(3) V. Vyatkin, Z. Salcic, P. S. Roop, and J. Fitzgerald, "Now That’s Smart!," Industrial Electronics Magazine, IEEE, vol. 1, no. 4. pp. 17–29, 2007.
(4) "The future is here," Nuclear Engineering International, May, 2017.
(5) D Gallitelli, V Boyer, M Gelineau, Y Colaitis, "Simulation of shot peening: From process parameters to residual stress fields in a structure," Computational simulation of manufacturing processes, Volume 344, Issues 4–5, April–May 2016, Pages 355-374.
(6) VR Concept <www.vrconcept.net>, 2017.
(7) J.Badreddine, et al. "CAD based model of ultrasonic shot peening for complex industrial parts," Advances in Engineering Software, Volume 76, October 2014, Pages 31-42.
(8) P.J. Withers, et al. "So You Think You Can Design A Jet Engine?! - A Toolkit For Communicating Materials Research," University of Manchester, Prize-Winning, REF2014.
(9) "From engines and new fuels to connectivity, Airbus pushing innovation envelope" <www.engineeringnews.co.za>, 2017

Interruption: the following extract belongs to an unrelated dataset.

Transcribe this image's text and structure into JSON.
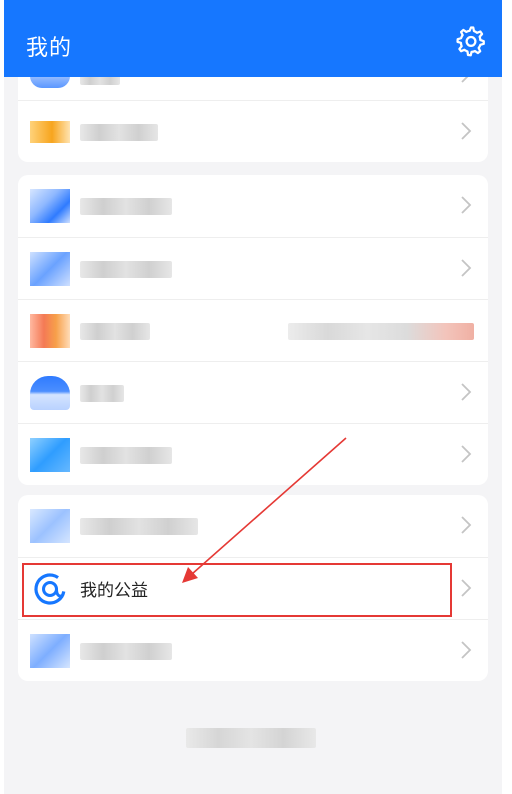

(10) VRmat, PeenSim <www.vrmat.com.br>, 2017.
(11) Augumenta Studio, <www.augumenta.com>, 2017.